Saturate in Good Tidings of Great Joy
Beloved in Christ,
I’ve long felt that one of the most under-valued spiritual practices of our tradition is a close attention to the rhythms of the church’s calendar. Far from archaic and complex rules about feasts, fasts, saints days and all the rest, keeping the calendar orders our lives and tethers us to a rhythm that roots us ever more deeply in the story of Jesus, so that the story of God’s project to heal the world with love becomes the story we participate in every day. Over time, it shapes our days and seasons around the measure of God’s grace.

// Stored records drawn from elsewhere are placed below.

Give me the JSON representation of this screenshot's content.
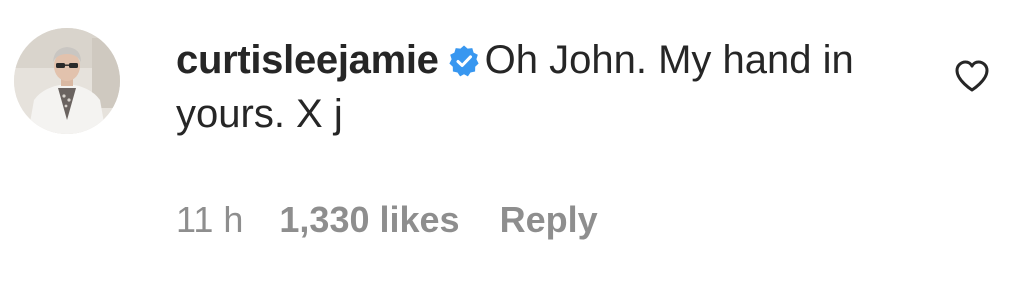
{
  "comment": {
    "username": "curtisleejamie",
    "verified": true,
    "text": "Oh John. My hand in yours. X j",
    "timestamp": "11 h",
    "likes": "1,330 likes",
    "reply_label": "Reply",
    "like_icon": "heart-outline-icon",
    "verified_icon": "verified-badge-icon",
    "colors": {
      "text": "#262626",
      "meta": "#8e8e8e",
      "verified_blue": "#3897f0"
    }
  }
}
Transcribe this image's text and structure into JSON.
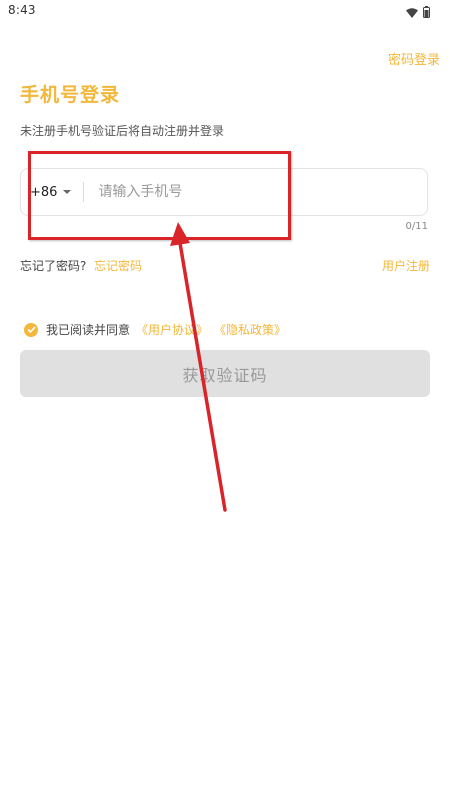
{
  "status_bar": {
    "time": "8:43"
  },
  "header": {
    "password_login_label": "密码登录"
  },
  "page": {
    "title": "手机号登录",
    "subtitle": "未注册手机号验证后将自动注册并登录"
  },
  "phone_field": {
    "country_code": "+86",
    "placeholder": "请输入手机号",
    "value": "",
    "counter": "0/11"
  },
  "links": {
    "forgot_prompt": "忘记了密码?",
    "forgot_link": "忘记密码",
    "register_link": "用户注册"
  },
  "agreement": {
    "checked": true,
    "prefix": "我已阅读并同意",
    "user_agreement": "《用户协议》",
    "privacy_policy": "《隐私政策》"
  },
  "actions": {
    "get_code_label": "获取验证码"
  },
  "colors": {
    "accent": "#f3b73a",
    "disabled_button": "#e0e0e0",
    "annotation": "#d9252a"
  },
  "icons": [
    "wifi-icon",
    "battery-icon",
    "chevron-down-icon",
    "check-circle-icon"
  ]
}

I particularly love keeping the full twelve days of Christmas. If we adopt the secular practice of limiting Christmas to one day, we underplay the significance of what it means that the God who created the entire universe chose to be born among the poorest and most forgotten in the world, and in that truth is where we find the freedom our souls so deeply long for. Twelve days of celebration invite us to savor what that means and saturate ourselves in those good tidings of great joy.
These twelve days are packed with their own feast days, which help us unpack what it means to follow the one who always comes among the forgotten, poor, and oppressed. The grim commemoration of Holy Innocents, where Herod killed all the male children under two years old as a way of trying to eliminate the threat to his kingship, reminds us that the gospel is always a threat to the established orders and powers of the world. The martyrdom of St. Stephen brings to mind that for much of Christian history, and indeed in many places around the world at this moment, publicly following the way of Jesus poses a constant threat to one’s very life. And on January 1, while much of the world observes a secular new year, we are invited to reflect on the Holy Name of Jesus, “God saves,” and remember at the dawn of a new year that true hope isn’t found in our resolutions and willpower, but in the power of his name alone.

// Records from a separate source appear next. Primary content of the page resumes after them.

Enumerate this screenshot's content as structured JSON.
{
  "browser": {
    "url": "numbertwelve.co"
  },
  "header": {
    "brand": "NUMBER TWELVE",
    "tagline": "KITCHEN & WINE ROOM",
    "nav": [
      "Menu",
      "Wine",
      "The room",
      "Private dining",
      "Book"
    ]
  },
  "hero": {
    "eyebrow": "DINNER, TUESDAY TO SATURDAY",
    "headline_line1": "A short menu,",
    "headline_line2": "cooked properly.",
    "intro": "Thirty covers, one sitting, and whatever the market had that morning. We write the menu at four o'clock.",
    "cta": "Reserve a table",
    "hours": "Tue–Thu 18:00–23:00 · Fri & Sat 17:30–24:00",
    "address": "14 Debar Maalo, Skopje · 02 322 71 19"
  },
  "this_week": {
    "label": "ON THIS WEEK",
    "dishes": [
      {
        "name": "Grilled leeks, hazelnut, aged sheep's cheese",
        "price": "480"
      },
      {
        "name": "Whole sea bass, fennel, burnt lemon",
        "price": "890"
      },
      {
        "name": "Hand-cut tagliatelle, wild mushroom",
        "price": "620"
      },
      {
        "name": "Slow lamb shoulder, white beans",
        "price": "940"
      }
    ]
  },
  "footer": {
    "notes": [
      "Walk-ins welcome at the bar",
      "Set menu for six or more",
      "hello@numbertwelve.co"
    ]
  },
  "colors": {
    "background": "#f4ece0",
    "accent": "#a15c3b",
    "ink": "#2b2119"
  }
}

Christmas lasts until we celebrate the Epiphany this Friday. In these coming days, I hope you will find small ways to celebrate and rejoice. Eat something you love, do something small and kind for someone you love best, extend more grace toward yourself and your mistakes than you normally do. Find some way, every day, to remember that God is always being born into the small, forgotten places, out in the world and in your own heart. Good news.
Grace and peace,
The Right Reverend Craig Loya